Records drawn from a dataset:
>>>

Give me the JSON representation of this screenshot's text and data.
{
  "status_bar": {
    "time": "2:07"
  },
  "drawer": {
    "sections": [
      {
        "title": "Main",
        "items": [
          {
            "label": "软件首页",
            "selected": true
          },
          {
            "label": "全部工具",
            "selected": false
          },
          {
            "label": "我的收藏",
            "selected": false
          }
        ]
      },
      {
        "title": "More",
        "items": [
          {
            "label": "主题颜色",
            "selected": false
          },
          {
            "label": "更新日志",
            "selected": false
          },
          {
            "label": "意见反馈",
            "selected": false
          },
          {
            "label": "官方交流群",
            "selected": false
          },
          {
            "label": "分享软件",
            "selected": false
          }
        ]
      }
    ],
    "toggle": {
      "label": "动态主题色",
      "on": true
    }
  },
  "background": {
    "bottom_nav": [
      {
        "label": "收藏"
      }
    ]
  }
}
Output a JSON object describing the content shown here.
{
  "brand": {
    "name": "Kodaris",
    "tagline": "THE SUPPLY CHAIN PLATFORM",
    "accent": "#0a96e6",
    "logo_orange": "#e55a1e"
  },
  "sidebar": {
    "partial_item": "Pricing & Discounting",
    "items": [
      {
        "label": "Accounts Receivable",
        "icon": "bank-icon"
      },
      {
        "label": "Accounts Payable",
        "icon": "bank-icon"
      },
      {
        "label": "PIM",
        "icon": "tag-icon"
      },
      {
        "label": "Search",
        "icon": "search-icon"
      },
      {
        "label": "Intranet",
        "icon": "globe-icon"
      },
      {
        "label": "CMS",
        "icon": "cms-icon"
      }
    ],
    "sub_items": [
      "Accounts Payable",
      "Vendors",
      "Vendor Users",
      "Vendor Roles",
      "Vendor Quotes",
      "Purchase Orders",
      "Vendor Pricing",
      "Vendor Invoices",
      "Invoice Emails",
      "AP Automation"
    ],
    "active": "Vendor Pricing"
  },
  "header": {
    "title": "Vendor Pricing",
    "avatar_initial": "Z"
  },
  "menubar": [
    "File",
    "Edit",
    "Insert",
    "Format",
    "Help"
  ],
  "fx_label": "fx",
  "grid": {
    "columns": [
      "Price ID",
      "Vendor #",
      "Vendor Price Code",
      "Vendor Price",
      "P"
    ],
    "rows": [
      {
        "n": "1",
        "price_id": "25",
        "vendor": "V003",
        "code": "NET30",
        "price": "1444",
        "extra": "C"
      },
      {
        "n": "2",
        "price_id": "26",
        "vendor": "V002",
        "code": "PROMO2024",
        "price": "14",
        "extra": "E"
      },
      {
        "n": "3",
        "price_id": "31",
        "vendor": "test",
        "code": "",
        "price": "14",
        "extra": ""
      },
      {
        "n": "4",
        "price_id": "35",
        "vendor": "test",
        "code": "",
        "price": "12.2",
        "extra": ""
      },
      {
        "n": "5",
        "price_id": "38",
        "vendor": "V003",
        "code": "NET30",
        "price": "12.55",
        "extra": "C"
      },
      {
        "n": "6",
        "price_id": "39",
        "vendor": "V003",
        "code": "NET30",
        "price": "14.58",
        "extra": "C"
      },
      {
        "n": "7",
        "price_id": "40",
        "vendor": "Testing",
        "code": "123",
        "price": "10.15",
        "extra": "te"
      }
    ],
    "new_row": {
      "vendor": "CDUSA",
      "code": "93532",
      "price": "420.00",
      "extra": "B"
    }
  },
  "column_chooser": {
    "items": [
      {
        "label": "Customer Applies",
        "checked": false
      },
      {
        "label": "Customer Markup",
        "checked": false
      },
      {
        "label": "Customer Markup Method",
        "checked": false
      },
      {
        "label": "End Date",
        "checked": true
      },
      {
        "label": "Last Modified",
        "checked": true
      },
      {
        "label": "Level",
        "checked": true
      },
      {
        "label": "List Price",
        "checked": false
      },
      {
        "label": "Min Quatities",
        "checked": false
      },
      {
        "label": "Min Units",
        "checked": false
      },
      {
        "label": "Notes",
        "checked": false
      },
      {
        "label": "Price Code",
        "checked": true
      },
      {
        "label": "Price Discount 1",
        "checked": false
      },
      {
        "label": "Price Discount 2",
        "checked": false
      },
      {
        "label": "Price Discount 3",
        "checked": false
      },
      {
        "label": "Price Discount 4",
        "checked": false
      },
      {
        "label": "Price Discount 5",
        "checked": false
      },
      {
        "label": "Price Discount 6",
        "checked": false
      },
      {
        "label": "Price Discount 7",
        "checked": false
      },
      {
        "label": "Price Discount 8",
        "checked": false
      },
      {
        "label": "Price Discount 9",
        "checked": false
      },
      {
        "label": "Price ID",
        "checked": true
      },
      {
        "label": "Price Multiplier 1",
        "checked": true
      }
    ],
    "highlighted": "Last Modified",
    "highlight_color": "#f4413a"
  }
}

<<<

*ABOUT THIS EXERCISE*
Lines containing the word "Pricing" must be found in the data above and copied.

*TASK RESULT*
    "partial_item": "Pricing & Discounting",
      "Vendor Pricing",
    "active": "Vendor Pricing"
    "title": "Vendor Pricing",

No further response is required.